So while our team was in the bonus, now I would only get a 1-and-1 instead of 2 guaranteed free throws. Despite my coach’s protestations, the official sent both teams to their respective benches and called for me to shoot my untimed free throw.

The fate of an entire game was my burden.

As I started my pre-shot routine, my mind filled with the 3 possible outcomes.
1. Make the first free throw, get a second free throw, make it and be the hero.
2. Make the first free throw, miss the second, and play overtime.
3. Miss the first free throw and be the goat.

As I released the ball, I knew the moment it left my hand that I had missed it and could only watch as it hit the left edge of the rim and ricocheted to the right.

Game over.

Watching the other team (our arch rivals) celebrate, I turned to face my teammates and felt shame. It is the only time in my entire sporting career that my emotions got the better of me. And to this day it is the most vivid loss I can remember.

Like death is a part of life.
Losing is a part of winning.
One cannot exist without the other.

So, how do you deal with a bitter loss?

Do you blame the officials for a missed call or two?
Second-guess the coach’s game plan or decisions?
Verbally berate or assault an opposing fan?

Our passions tempt us to forget that every loss is bittersweet.

In victory, no one struggles with this paradox. We celebrate together unashamedly, in the full knowledge that half the people present just experienced a crushing defeat.

No one needs a helpful guide in how to celebrate a championship or hallowed rivalry victory. We already know how to do that. What players, coaches, and fans need is a simple guide in how to handle a difficult loss. And it is easier than you might think.

The key to mourning a loss is the same as celebrating a victory.

You weep, embrace your teammates, and fans. And eventually, you move on.

Like winning, losing is always bittersweet…

The Lead Block encourages players, coaches, and fans to mourn losses like they celebrate wins.
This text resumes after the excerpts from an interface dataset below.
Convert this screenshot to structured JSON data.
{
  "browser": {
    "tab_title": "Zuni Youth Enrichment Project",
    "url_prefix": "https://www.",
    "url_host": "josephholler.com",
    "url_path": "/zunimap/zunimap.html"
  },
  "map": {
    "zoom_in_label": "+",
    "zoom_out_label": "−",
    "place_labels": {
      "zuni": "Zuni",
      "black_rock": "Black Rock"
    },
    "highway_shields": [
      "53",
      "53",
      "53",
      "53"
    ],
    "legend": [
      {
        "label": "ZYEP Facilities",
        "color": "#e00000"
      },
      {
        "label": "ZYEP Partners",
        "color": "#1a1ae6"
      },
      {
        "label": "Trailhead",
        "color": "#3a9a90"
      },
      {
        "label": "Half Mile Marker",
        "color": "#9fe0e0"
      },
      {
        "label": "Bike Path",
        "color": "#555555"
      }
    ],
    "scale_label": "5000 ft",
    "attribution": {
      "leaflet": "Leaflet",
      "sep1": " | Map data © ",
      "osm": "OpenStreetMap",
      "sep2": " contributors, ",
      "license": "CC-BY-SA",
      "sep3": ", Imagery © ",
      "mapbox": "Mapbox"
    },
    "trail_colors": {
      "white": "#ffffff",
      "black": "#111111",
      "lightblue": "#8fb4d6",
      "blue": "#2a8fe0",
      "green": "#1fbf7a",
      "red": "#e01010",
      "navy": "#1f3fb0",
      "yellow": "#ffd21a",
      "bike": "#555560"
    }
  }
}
To find out how you can become an encourager, click ABOUT.

Tags: , , , , , , , , , , , , ,